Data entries
********
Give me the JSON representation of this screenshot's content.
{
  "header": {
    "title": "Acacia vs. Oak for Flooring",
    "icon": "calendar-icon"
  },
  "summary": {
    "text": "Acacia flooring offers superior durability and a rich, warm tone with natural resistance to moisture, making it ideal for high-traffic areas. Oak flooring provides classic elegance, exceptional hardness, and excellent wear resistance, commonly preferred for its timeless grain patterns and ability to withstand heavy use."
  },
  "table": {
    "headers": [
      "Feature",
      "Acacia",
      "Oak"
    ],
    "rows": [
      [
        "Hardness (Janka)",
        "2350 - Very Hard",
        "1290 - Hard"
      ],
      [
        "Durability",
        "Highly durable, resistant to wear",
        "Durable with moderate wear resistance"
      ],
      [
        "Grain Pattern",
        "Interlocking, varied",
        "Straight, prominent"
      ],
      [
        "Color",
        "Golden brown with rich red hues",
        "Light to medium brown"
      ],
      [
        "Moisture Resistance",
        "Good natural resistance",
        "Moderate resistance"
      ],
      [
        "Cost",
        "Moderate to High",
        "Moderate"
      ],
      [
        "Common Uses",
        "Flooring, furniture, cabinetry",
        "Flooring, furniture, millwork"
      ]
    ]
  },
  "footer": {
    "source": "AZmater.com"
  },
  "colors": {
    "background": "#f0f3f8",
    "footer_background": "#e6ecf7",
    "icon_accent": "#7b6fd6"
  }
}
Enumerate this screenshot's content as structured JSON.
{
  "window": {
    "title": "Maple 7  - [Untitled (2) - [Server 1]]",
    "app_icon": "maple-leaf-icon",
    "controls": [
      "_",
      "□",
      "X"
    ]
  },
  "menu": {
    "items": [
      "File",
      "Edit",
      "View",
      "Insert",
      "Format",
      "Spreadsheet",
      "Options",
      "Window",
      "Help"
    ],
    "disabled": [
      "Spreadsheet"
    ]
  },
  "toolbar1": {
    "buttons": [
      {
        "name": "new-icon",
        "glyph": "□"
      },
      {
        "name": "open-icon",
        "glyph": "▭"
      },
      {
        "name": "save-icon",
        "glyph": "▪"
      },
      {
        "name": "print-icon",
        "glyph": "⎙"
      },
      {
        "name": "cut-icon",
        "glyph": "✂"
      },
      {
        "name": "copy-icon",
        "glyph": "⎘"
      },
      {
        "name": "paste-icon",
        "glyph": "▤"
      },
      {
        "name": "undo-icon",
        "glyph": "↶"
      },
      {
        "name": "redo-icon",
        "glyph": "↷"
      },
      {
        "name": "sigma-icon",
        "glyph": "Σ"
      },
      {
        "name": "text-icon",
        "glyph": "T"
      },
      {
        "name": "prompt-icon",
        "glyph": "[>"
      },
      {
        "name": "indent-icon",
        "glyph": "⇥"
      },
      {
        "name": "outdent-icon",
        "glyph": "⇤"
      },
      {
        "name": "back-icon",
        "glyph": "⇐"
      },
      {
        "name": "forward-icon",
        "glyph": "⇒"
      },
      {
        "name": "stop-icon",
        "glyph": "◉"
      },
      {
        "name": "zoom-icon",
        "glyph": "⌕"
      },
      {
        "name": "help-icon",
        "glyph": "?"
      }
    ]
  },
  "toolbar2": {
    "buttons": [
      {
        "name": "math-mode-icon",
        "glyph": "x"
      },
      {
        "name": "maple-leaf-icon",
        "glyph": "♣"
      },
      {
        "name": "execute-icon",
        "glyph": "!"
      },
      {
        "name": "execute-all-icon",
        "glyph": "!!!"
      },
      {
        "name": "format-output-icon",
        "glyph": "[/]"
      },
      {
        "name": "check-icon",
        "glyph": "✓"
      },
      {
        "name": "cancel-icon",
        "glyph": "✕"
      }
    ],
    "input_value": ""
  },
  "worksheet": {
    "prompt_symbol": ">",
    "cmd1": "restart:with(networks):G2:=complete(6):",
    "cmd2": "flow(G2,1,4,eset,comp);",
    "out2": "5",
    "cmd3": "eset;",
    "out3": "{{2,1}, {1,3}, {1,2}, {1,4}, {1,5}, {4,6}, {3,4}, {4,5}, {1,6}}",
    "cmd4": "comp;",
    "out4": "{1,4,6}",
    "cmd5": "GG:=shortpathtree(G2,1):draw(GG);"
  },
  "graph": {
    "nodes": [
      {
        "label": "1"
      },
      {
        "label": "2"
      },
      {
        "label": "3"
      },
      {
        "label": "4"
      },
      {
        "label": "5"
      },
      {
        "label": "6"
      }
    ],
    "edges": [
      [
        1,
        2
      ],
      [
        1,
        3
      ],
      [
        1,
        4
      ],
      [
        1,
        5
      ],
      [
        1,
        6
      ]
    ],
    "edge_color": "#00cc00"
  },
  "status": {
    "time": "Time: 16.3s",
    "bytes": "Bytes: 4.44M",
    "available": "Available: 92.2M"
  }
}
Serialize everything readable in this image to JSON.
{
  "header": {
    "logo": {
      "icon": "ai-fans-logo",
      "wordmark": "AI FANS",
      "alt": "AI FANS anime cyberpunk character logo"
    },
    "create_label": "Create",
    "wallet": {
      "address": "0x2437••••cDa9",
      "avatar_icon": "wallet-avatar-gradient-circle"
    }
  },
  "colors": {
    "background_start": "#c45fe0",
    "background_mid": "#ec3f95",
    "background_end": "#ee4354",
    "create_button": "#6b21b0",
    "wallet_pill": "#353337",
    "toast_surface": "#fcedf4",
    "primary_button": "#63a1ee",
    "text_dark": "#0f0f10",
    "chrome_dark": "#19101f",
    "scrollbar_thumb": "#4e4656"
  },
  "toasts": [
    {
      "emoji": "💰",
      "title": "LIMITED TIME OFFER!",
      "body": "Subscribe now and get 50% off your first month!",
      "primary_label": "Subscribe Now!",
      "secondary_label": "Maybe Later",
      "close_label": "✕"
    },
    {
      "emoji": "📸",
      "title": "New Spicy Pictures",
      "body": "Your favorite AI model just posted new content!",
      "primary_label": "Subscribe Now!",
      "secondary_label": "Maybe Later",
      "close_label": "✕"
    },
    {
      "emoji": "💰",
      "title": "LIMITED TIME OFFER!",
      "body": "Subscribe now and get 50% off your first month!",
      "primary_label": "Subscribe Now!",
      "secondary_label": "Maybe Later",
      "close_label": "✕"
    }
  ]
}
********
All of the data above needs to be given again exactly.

→ Problem solution:
Give me the JSON representation of this screenshot's content.
{
  "header": {
    "title": "Acacia vs. Oak for Flooring",
    "icon": "calendar-icon"
  },
  "summary": {
    "text": "Acacia flooring offers superior durability and a rich, warm tone with natural resistance to moisture, making it ideal for high-traffic areas. Oak flooring provides classic elegance, exceptional hardness, and excellent wear resistance, commonly preferred for its timeless grain patterns and ability to withstand heavy use."
  },
  "table": {
    "headers": [
      "Feature",
      "Acacia",
      "Oak"
    ],
    "rows": [
      [
        "Hardness (Janka)",
        "2350 - Very Hard",
        "1290 - Hard"
      ],
      [
        "Durability",
        "Highly durable, resistant to wear",
        "Durable with moderate wear resistance"
      ],
      [
        "Grain Pattern",
        "Interlocking, varied",
        "Straight, prominent"
      ],
      [
        "Color",
        "Golden brown with rich red hues",
        "Light to medium brown"
      ],
      [
        "Moisture Resistance",
        "Good natural resistance",
        "Moderate resistance"
      ],
      [
        "Cost",
        "Moderate to High",
        "Moderate"
      ],
      [
        "Common Uses",
        "Flooring, furniture, cabinetry",
        "Flooring, furniture, millwork"
      ]
    ]
  },
  "footer": {
    "source": "AZmater.com"
  },
  "colors": {
    "background": "#f0f3f8",
    "footer_background": "#e6ecf7",
    "icon_accent": "#7b6fd6"
  }
}
Enumerate this screenshot's content as structured JSON.
{
  "window": {
    "title": "Maple 7  - [Untitled (2) - [Server 1]]",
    "app_icon": "maple-leaf-icon",
    "controls": [
      "_",
      "□",
      "X"
    ]
  },
  "menu": {
    "items": [
      "File",
      "Edit",
      "View",
      "Insert",
      "Format",
      "Spreadsheet",
      "Options",
      "Window",
      "Help"
    ],
    "disabled": [
      "Spreadsheet"
    ]
  },
  "toolbar1": {
    "buttons": [
      {
        "name": "new-icon",
        "glyph": "□"
      },
      {
        "name": "open-icon",
        "glyph": "▭"
      },
      {
        "name": "save-icon",
        "glyph": "▪"
      },
      {
        "name": "print-icon",
        "glyph": "⎙"
      },
      {
        "name": "cut-icon",
        "glyph": "✂"
      },
      {
        "name": "copy-icon",
        "glyph": "⎘"
      },
      {
        "name": "paste-icon",
        "glyph": "▤"
      },
      {
        "name": "undo-icon",
        "glyph": "↶"
      },
      {
        "name": "redo-icon",
        "glyph": "↷"
      },
      {
        "name": "sigma-icon",
        "glyph": "Σ"
      },
      {
        "name": "text-icon",
        "glyph": "T"
      },
      {
        "name": "prompt-icon",
        "glyph": "[>"
      },
      {
        "name": "indent-icon",
        "glyph": "⇥"
      },
      {
        "name": "outdent-icon",
        "glyph": "⇤"
      },
      {
        "name": "back-icon",
        "glyph": "⇐"
      },
      {
        "name": "forward-icon",
        "glyph": "⇒"
      },
      {
        "name": "stop-icon",
        "glyph": "◉"
      },
      {
        "name": "zoom-icon",
        "glyph": "⌕"
      },
      {
        "name": "help-icon",
        "glyph": "?"
      }
    ]
  },
  "toolbar2": {
    "buttons": [
      {
        "name": "math-mode-icon",
        "glyph": "x"
      },
      {
        "name": "maple-leaf-icon",
        "glyph": "♣"
      },
      {
        "name": "execute-icon",
        "glyph": "!"
      },
      {
        "name": "execute-all-icon",
        "glyph": "!!!"
      },
      {
        "name": "format-output-icon",
        "glyph": "[/]"
      },
      {
        "name": "check-icon",
        "glyph": "✓"
      },
      {
        "name": "cancel-icon",
        "glyph": "✕"
      }
    ],
    "input_value": ""
  },
  "worksheet": {
    "prompt_symbol": ">",
    "cmd1": "restart:with(networks):G2:=complete(6):",
    "cmd2": "flow(G2,1,4,eset,comp);",
    "out2": "5",
    "cmd3": "eset;",
    "out3": "{{2,1}, {1,3}, {1,2}, {1,4}, {1,5}, {4,6}, {3,4}, {4,5}, {1,6}}",
    "cmd4": "comp;",
    "out4": "{1,4,6}",
    "cmd5": "GG:=shortpathtree(G2,1):draw(GG);"
  },
  "graph": {
    "nodes": [
      {
        "label": "1"
      },
      {
        "label": "2"
      },
      {
        "label": "3"
      },
      {
        "label": "4"
      },
      {
        "label": "5"
      },
      {
        "label": "6"
      }
    ],
    "edges": [
      [
        1,
        2
      ],
      [
        1,
        3
      ],
      [
        1,
        4
      ],
      [
        1,
        5
      ],
      [
        1,
        6
      ]
    ],
    "edge_color": "#00cc00"
  },
  "status": {
    "time": "Time: 16.3s",
    "bytes": "Bytes: 4.44M",
    "available": "Available: 92.2M"
  }
}
Serialize everything readable in this image to JSON.
{
  "header": {
    "logo": {
      "icon": "ai-fans-logo",
      "wordmark": "AI FANS",
      "alt": "AI FANS anime cyberpunk character logo"
    },
    "create_label": "Create",
    "wallet": {
      "address": "0x2437••••cDa9",
      "avatar_icon": "wallet-avatar-gradient-circle"
    }
  },
  "colors": {
    "background_start": "#c45fe0",
    "background_mid": "#ec3f95",
    "background_end": "#ee4354",
    "create_button": "#6b21b0",
    "wallet_pill": "#353337",
    "toast_surface": "#fcedf4",
    "primary_button": "#63a1ee",
    "text_dark": "#0f0f10",
    "chrome_dark": "#19101f",
    "scrollbar_thumb": "#4e4656"
  },
  "toasts": [
    {
      "emoji": "💰",
      "title": "LIMITED TIME OFFER!",
      "body": "Subscribe now and get 50% off your first month!",
      "primary_label": "Subscribe Now!",
      "secondary_label": "Maybe Later",
      "close_label": "✕"
    },
    {
      "emoji": "📸",
      "title": "New Spicy Pictures",
      "body": "Your favorite AI model just posted new content!",
      "primary_label": "Subscribe Now!",
      "secondary_label": "Maybe Later",
      "close_label": "✕"
    },
    {
      "emoji": "💰",
      "title": "LIMITED TIME OFFER!",
      "body": "Subscribe now and get 50% off your first month!",
      "primary_label": "Subscribe Now!",
      "secondary_label": "Maybe Later",
      "close_label": "✕"
    }
  ]
}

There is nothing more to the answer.